EDINBURG — When The Monitor first reported that an Alamo Drafthouse would be built at Trenton Crossroads Plaza, George W. Bush was still in the White House and YouTube.com had just been founded.
Nearly a decade later, with a new name and face, the Cinemark Movie Bistro opens its first dinner theater location Friday.
It was 2005 when local brokers began conceptualizing an Alamo Drafthouse location in the Rio Grande Valley with an anticipated opening date in March 2007.
In July 2007, amid construction delays, owners moved the date to September. In October, construction was halted as unanticipated costs stalled the project and developers attempted to refinance.

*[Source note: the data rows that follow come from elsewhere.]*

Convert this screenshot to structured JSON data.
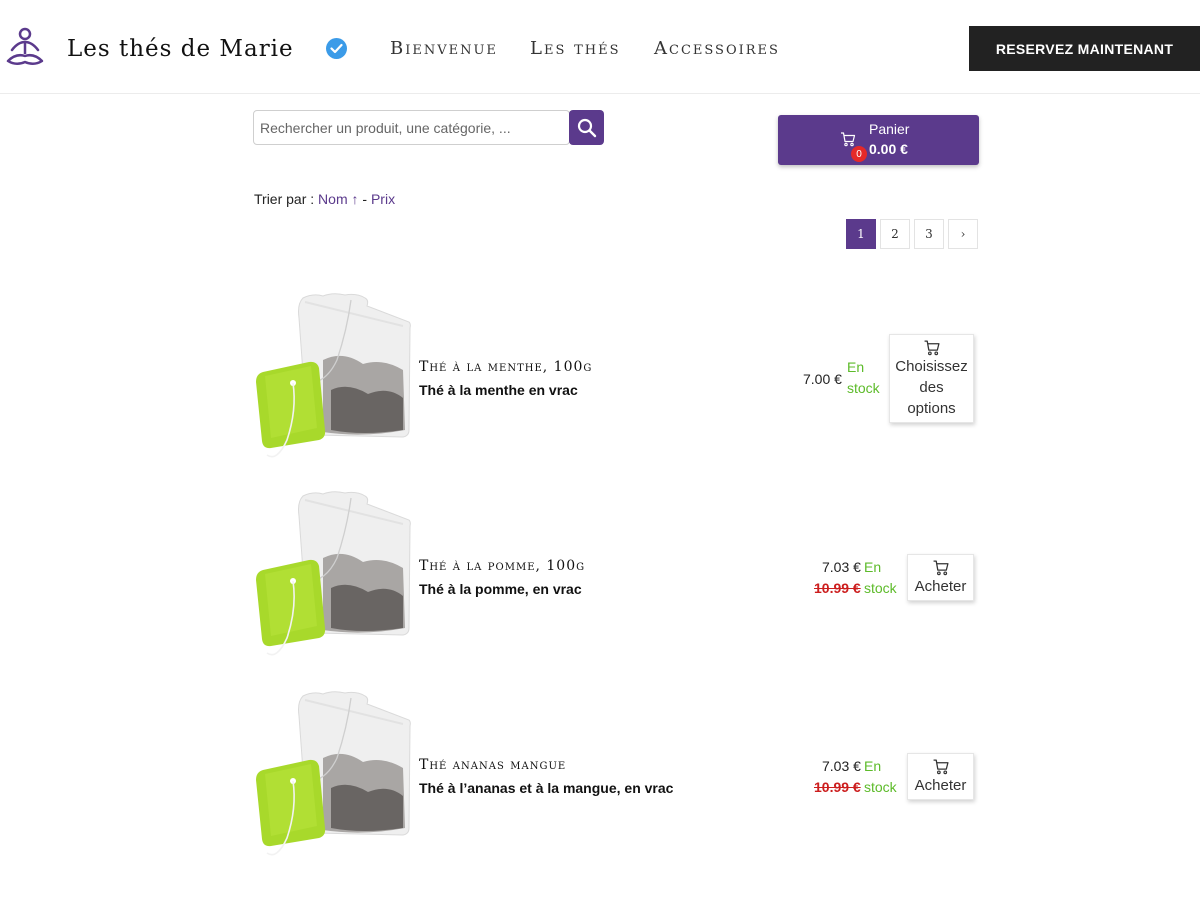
{
  "header": {
    "brand": "Les thés de Marie",
    "nav": [
      "Bienvenue",
      "Les thés",
      "Accessoires"
    ],
    "reserve_label": "RESERVEZ MAINTENANT",
    "accent_color": "#5b3a8c"
  },
  "search": {
    "placeholder": "Rechercher un produit, une catégorie, ..."
  },
  "cart": {
    "label": "Panier",
    "count": "0",
    "total": "0.00 €"
  },
  "sort": {
    "prefix": "Trier par :",
    "name": "Nom",
    "arrow": "↑",
    "separator": "-",
    "price": "Prix"
  },
  "pagination": {
    "pages": [
      "1",
      "2",
      "3"
    ],
    "next": "›",
    "current": "1"
  },
  "products": [
    {
      "title": "Thé à la menthe, 100g",
      "description": "Thé à la menthe en vrac",
      "price": "7.00 €",
      "old_price": "",
      "stock_line1": "En",
      "stock_line2": "stock",
      "button_lines": [
        "Choisissez",
        "des",
        "options"
      ]
    },
    {
      "title": "Thé à la pomme, 100g",
      "description": "Thé à la pomme, en vrac",
      "price": "7.03 €",
      "old_price": "10.99 €",
      "stock_line1": "En",
      "stock_line2": "stock",
      "button_lines": [
        "Acheter"
      ]
    },
    {
      "title": "Thé ananas mangue",
      "description": "Thé à l’ananas et à la mangue, en vrac",
      "price": "7.03 €",
      "old_price": "10.99 €",
      "stock_line1": "En",
      "stock_line2": "stock",
      "button_lines": [
        "Acheter"
      ]
    }
  ]
}
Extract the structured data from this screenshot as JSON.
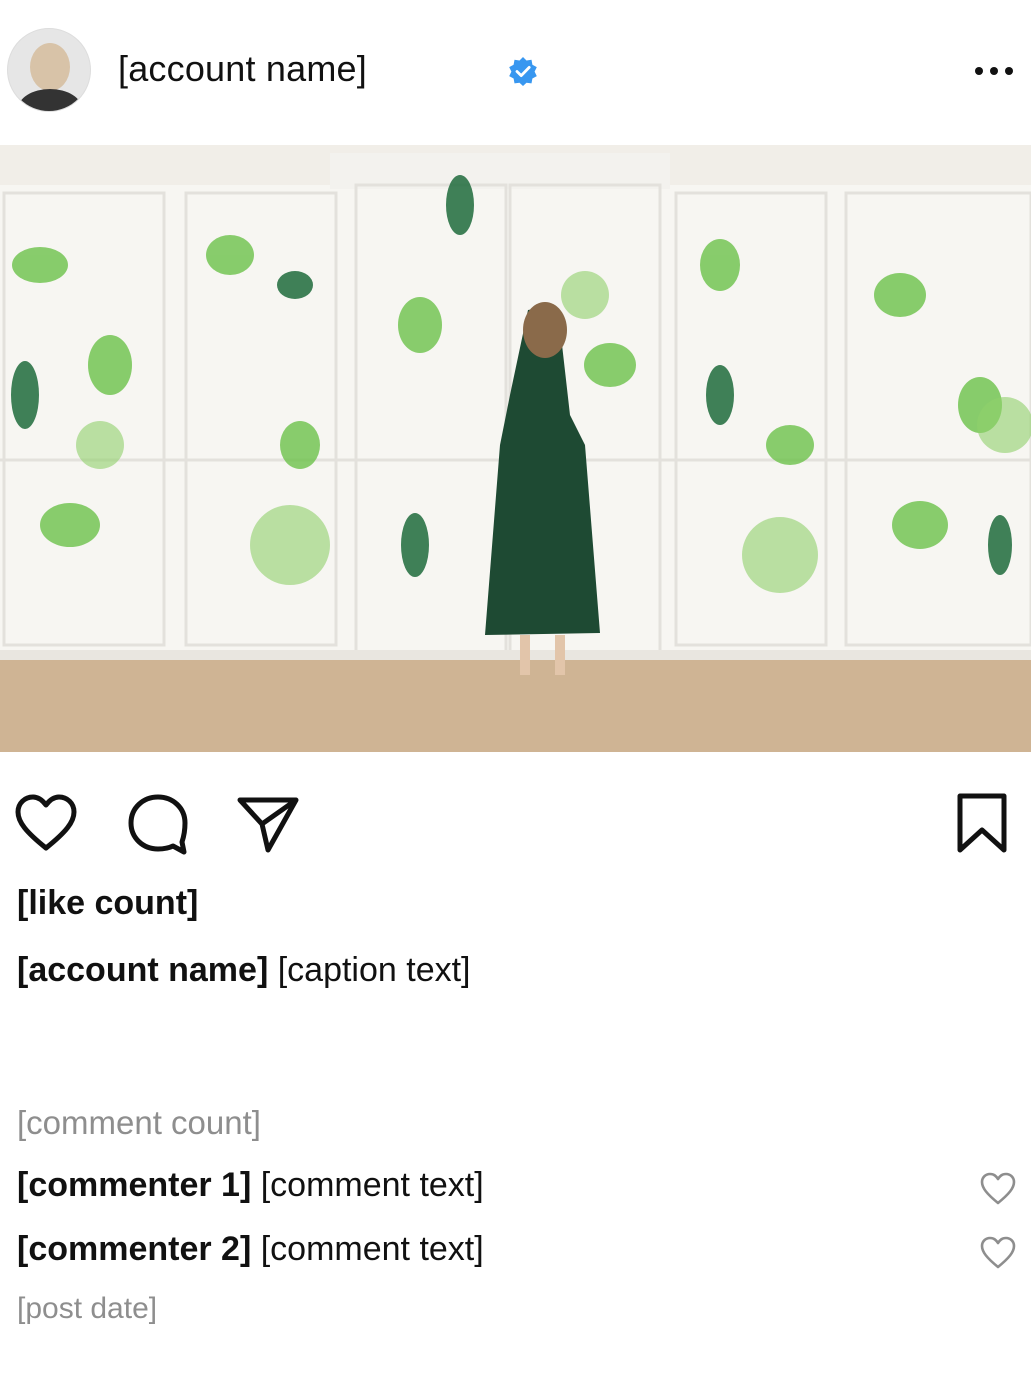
{
  "post": {
    "username": "[account name]",
    "verified": true,
    "image_alt": "[post photo]"
  },
  "stats": {
    "likes": "[like count]",
    "comments_count": "[comment count]"
  },
  "caption": {
    "username": "[account name]",
    "text": "[caption text]"
  },
  "comments": [
    {
      "username": "[commenter 1]",
      "text": "[comment text]"
    },
    {
      "username": "[commenter 2]",
      "text": "[comment text]"
    }
  ],
  "date": "[post date]",
  "icons": [
    "more-options-icon",
    "verified-badge-icon",
    "like-icon",
    "comment-icon",
    "share-icon",
    "save-icon",
    "comment-like-icon"
  ],
  "colors": {
    "verified": "#3897f0",
    "muted": "#8e8e8e",
    "text": "#111111"
  }
}
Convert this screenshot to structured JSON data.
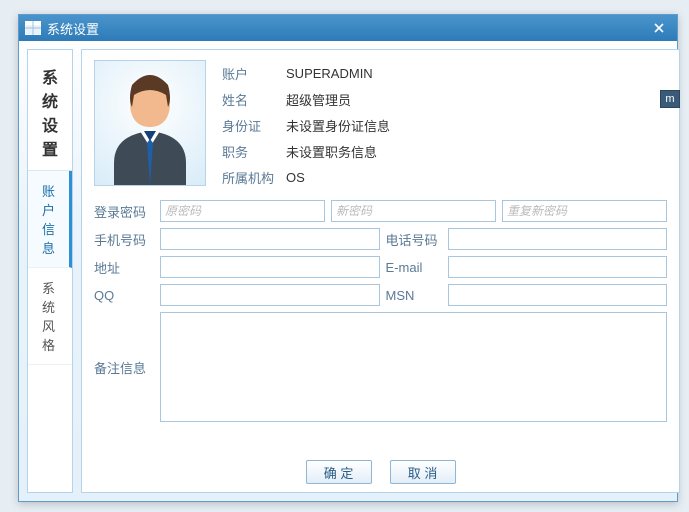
{
  "window": {
    "title": "系统设置"
  },
  "sidebar": {
    "heading": "系统设置",
    "items": [
      {
        "label": "账户信息",
        "active": true
      },
      {
        "label": "系统风格",
        "active": false
      }
    ]
  },
  "info": {
    "rows": [
      {
        "label": "账户",
        "value": "SUPERADMIN"
      },
      {
        "label": "姓名",
        "value": "超级管理员"
      },
      {
        "label": "身份证",
        "value": "未设置身份证信息"
      },
      {
        "label": "职务",
        "value": "未设置职务信息"
      },
      {
        "label": "所属机构",
        "value": "OS"
      }
    ]
  },
  "form": {
    "login_pw_label": "登录密码",
    "pw_old_ph": "原密码",
    "pw_new_ph": "新密码",
    "pw_repeat_ph": "重复新密码",
    "mobile_label": "手机号码",
    "phone_label": "电话号码",
    "address_label": "地址",
    "email_label": "E-mail",
    "qq_label": "QQ",
    "msn_label": "MSN",
    "remarks_label": "备注信息",
    "mobile_value": "",
    "phone_value": "",
    "address_value": "",
    "email_value": "",
    "qq_value": "",
    "msn_value": "",
    "remarks_value": ""
  },
  "buttons": {
    "ok": "确 定",
    "cancel": "取 消"
  },
  "side_badge": "m"
}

Soon after, the building went into foreclosure after the project’s developer, Paul Garza, had borrowed more than $10.2 million against the property, according to Monitor archives.
In 2010, a local attorney who had been making plans to purchase the property opted out of the deal, saying it wasn’t a wise financial decision for him at that point. The empty building languished another three years before any progress was made.
In January of this year, the property was sold to B-Y Properties, the owners of the entire Trenton Crossroads Plaza development. Cinemark leased the property. The theater chain, which operates more than 400 cinemas worldwide, decided to make the Rio Grande Valley a pilot location for their new concept: the Cinemark Movie Bistro.
Some plans for the building have remained the same as when Alamo Drafthouse was set to open: the six-screen theater and full-service restaurant are still in place. But Cinemark Movie Bistro’s marketing director, Bryan Jeffries, said some aspects will set the theater apart.
“One thing … from all the comments we’ve heard, is that our pricing is the same as if you went to a normal theater,” he said. “So you’re going to come in here and get these beautiful, comfortable, oversized seats. You’re going to get the food experience, you’re going to get reserved seating, and you’re not paying any different.”
In addition to traditional concessions like popcorn, candy and soda, moviegoers can purchase from a full menu including burgers, wraps, flatbreads, tacos and more. The location will also serve bottled and draft beers, wine, daiquiris and margaritas.
Patrons will walk up to the indoor box office, where they will purchase tickets and reserve their seats on a touch-screen device that allows them to choose their spot.
“We ask customers to arrive 30 minutes early,” marketing manager Jennifer Fredericks said. “That way, they have time to reserve their seats and purchase their food so it arrives before the film begins.”
Those who arrive just before the film can still purchase food and drinks; they’ll be given a silent buzzer that will alert them when their food is ready to be picked up in the lobby.
“That’s different than what some people are used to, depending on if you’ve been to a Studio Movie Grill or an Alamo Drafthouse,” Jeffries said. “They do something where during the movie you can call and ask for more food or more drinks and we always felt that once the movie starts, that’s the experience they should have, so we don’t want servers to come in and out.”
One of the local patrons who got a sneak peek of the theater, Magda Garcia, said she’d be loyal to the location based on fairly simple criteria.
“I’ll be coming here for those seats alone,” she said. “They are so soft and comfy — I feel like I’m sitting in my easy chair at home.”
Fredericks mentioned that part of the decision to commit to the Edinburg location for a pilot dine-in theater was that some of its “most loyal customers” were here. Jeffries added that the location was ideal in his mind because the Valley market is so family-oriented.
“So I’m excited that we’re kind of making this an opportunity for what is already the habit of the Rio Grande Valley customer, that we are providing a destination for a group of people that are already seeking all-inclusive entertainment,” he said.
“So in a way, we’re the answer to the question: What do you want to do tonight?”